Please complete all the mandatory fields to allow us to address your complaint promptly. This includes:

  • providing your name, the business you represent and your contact details
  • identifying which National Emergency Management Agency procurement activity you are complaining about
  • clearly referencing the relevant paragraph(s) of the CPRs you believe have or will be breached
  • explaining how your interests will be affected by the alleged contravention(s).

How the agency will respond

The National Emergency Management Agency will:

  • acknowledge receipt of your complaint as soon as practicable
  • assess if your claim demonstrates that a breach has or will occur in accordance with section 18(1) of the GPJR Act
  • immediately suspend the procurement activity if your complaint is determined to be valid. The exception to this is if a Public Interest Certificate (PIC) is already in force. The Agency will advise you if this is the case.
  • investigate legitimate complaints and work with you to find a solution within seven working days. However, if the matter is complex, more time may be required to resolve the complaint. The Agency will keep you informed if an extension is required
  • seek your written confirmation that the complaint is resolved. You have five working days to respond to the Agency’s request.
  • provide a written report informing you of the outcome of the investigation.

Access the procurement complaint form.

Senate Order on Entity Contracts

The Senate Order on Entity Contracts is produced at the conclusion of two reporting periods each year, the Financial Year and Calendar Year.

2022-23 Financial Year

Pursuant to the Senate Order on non-corporate Commonwealth entity contracts, the following sets out information on contracts entered into by the National Emergency Management Agency (NEMA) to the value of $100,000 or more (including GST) which:

  • have not been fully performed as at 30 June 2023, or
  • have been entered into during the 12 months prior to 30 June 2023.


Details of procurement contracts are published on AusTender.

Details of non-procurement contracts are published on GrantConnect.
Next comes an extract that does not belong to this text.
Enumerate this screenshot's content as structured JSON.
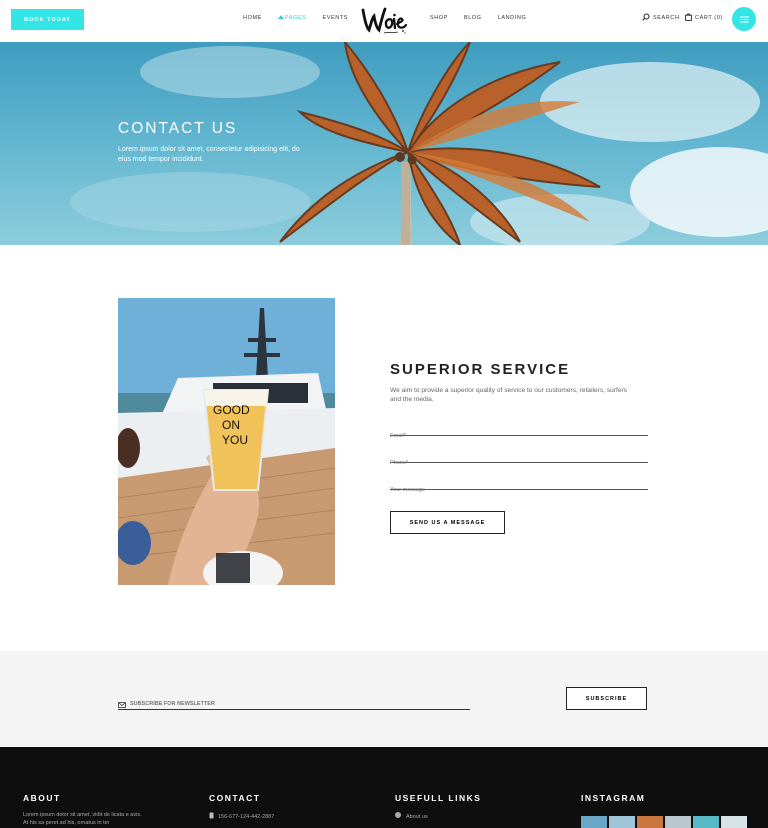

Most of the contracts listed contain confidentiality provisions of a general nature that are designed to protect the confidential information of the parties that may be obtained or generated in carrying out the contract. The reasons for including such clauses include:

  • ordinary commercial prudence that requires protection of trade secrets, proprietary information and the like; and/or
  • protection of other Commonwealth material and personal information.
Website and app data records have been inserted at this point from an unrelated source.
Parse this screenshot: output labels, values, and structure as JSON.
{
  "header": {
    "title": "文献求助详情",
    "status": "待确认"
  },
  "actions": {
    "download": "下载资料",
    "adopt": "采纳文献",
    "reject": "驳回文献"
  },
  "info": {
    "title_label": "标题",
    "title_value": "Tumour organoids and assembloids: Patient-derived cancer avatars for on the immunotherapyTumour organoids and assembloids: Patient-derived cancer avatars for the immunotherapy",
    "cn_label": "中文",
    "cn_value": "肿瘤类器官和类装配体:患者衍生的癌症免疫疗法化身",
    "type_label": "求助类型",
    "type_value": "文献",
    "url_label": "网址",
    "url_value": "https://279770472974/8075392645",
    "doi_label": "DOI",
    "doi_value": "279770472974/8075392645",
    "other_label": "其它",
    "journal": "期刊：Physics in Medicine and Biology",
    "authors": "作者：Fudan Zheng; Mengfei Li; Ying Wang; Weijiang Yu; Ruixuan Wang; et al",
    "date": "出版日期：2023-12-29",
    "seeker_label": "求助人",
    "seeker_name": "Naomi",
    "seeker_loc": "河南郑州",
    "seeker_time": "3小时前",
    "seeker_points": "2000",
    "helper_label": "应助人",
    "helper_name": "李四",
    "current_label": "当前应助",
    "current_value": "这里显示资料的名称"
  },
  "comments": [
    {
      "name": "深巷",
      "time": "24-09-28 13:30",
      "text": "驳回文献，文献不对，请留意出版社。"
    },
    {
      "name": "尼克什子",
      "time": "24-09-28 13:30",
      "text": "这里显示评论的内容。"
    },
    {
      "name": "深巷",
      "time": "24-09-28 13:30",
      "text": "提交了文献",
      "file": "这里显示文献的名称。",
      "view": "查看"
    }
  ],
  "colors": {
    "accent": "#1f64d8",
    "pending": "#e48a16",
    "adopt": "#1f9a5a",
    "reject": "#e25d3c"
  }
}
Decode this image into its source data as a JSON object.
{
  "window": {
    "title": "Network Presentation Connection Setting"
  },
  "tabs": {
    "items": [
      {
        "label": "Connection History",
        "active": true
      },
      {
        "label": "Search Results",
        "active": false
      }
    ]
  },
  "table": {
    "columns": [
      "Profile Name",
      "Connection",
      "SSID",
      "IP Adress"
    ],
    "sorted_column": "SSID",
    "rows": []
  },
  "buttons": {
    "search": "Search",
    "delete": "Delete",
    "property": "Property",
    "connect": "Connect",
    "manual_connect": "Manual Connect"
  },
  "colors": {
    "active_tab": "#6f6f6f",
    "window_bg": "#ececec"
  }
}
The accountable authority of the Agency has assured that the listed contracts do not contain any inappropriate confidentiality provisions.

Estimated cost of complying with the Senate Order is $1,000. This cost has been determined by calculating the time taken to collect, analyse and compile the information and applying salary costs and on-costs.

For archived Publications and Reports please visit the Archived Publications page

Statement of Strategic Intent

The Statement of Strategic Intent (4.6 MB) outlines the purpose, vision and objectives of the National Emergency Management Agency.  It covers the growing challenges shaping the emergency management ecosystem in Australia and the region, and the importance of strengthening efforts to prevent, prepare and build resilience within our communities.

Work Safety Statement of Commitment

The National Emergency Management Agency is committed to the mental and physical health and safety of our people, our visitors and others who work for us and with us with a focus on wellbeing. 

Read our Work Safety Statement of Commitment.